Instructions to follow
Please output every entry below precisely as written.

Input
⟨
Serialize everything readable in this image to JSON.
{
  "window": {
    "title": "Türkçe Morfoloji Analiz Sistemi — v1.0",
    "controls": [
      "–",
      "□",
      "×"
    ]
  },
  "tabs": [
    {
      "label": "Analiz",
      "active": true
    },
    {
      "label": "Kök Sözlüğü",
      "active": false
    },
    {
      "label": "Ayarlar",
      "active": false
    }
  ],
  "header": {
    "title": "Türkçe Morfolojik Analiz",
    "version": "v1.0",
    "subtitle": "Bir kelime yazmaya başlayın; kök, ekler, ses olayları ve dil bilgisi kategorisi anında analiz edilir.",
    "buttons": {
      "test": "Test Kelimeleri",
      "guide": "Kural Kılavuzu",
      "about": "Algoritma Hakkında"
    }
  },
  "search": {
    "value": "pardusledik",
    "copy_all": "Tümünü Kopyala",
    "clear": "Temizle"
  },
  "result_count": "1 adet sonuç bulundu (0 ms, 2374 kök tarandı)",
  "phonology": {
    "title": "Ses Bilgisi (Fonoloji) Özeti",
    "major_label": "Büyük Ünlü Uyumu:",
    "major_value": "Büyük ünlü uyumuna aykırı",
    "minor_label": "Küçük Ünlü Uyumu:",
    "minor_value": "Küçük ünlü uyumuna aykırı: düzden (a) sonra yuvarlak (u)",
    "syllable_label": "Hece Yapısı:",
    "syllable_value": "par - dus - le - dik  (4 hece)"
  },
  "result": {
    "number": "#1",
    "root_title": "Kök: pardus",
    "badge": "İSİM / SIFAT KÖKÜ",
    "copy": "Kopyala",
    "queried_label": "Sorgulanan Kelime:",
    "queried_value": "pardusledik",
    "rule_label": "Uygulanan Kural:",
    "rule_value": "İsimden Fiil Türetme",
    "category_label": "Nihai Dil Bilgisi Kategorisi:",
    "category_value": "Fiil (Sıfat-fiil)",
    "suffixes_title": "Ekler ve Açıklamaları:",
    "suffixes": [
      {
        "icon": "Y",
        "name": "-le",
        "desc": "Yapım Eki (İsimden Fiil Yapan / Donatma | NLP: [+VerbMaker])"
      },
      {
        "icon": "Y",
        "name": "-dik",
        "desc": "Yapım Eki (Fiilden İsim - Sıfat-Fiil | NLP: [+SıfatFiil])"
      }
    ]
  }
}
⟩
Your response
Serialize everything readable in this image to JSON.
{
  "window": {
    "title": "Türkçe Morfoloji Analiz Sistemi — v1.0",
    "controls": [
      "–",
      "□",
      "×"
    ]
  },
  "tabs": [
    {
      "label": "Analiz",
      "active": true
    },
    {
      "label": "Kök Sözlüğü",
      "active": false
    },
    {
      "label": "Ayarlar",
      "active": false
    }
  ],
  "header": {
    "title": "Türkçe Morfolojik Analiz",
    "version": "v1.0",
    "subtitle": "Bir kelime yazmaya başlayın; kök, ekler, ses olayları ve dil bilgisi kategorisi anında analiz edilir.",
    "buttons": {
      "test": "Test Kelimeleri",
      "guide": "Kural Kılavuzu",
      "about": "Algoritma Hakkında"
    }
  },
  "search": {
    "value": "pardusledik",
    "copy_all": "Tümünü Kopyala",
    "clear": "Temizle"
  },
  "result_count": "1 adet sonuç bulundu (0 ms, 2374 kök tarandı)",
  "phonology": {
    "title": "Ses Bilgisi (Fonoloji) Özeti",
    "major_label": "Büyük Ünlü Uyumu:",
    "major_value": "Büyük ünlü uyumuna aykırı",
    "minor_label": "Küçük Ünlü Uyumu:",
    "minor_value": "Küçük ünlü uyumuna aykırı: düzden (a) sonra yuvarlak (u)",
    "syllable_label": "Hece Yapısı:",
    "syllable_value": "par - dus - le - dik  (4 hece)"
  },
  "result": {
    "number": "#1",
    "root_title": "Kök: pardus",
    "badge": "İSİM / SIFAT KÖKÜ",
    "copy": "Kopyala",
    "queried_label": "Sorgulanan Kelime:",
    "queried_value": "pardusledik",
    "rule_label": "Uygulanan Kural:",
    "rule_value": "İsimden Fiil Türetme",
    "category_label": "Nihai Dil Bilgisi Kategorisi:",
    "category_value": "Fiil (Sıfat-fiil)",
    "suffixes_title": "Ekler ve Açıklamaları:",
    "suffixes": [
      {
        "icon": "Y",
        "name": "-le",
        "desc": "Yapım Eki (İsimden Fiil Yapan / Donatma | NLP: [+VerbMaker])"
      },
      {
        "icon": "Y",
        "name": "-dik",
        "desc": "Yapım Eki (Fiilden İsim - Sıfat-Fiil | NLP: [+SıfatFiil])"
      }
    ]
  }
}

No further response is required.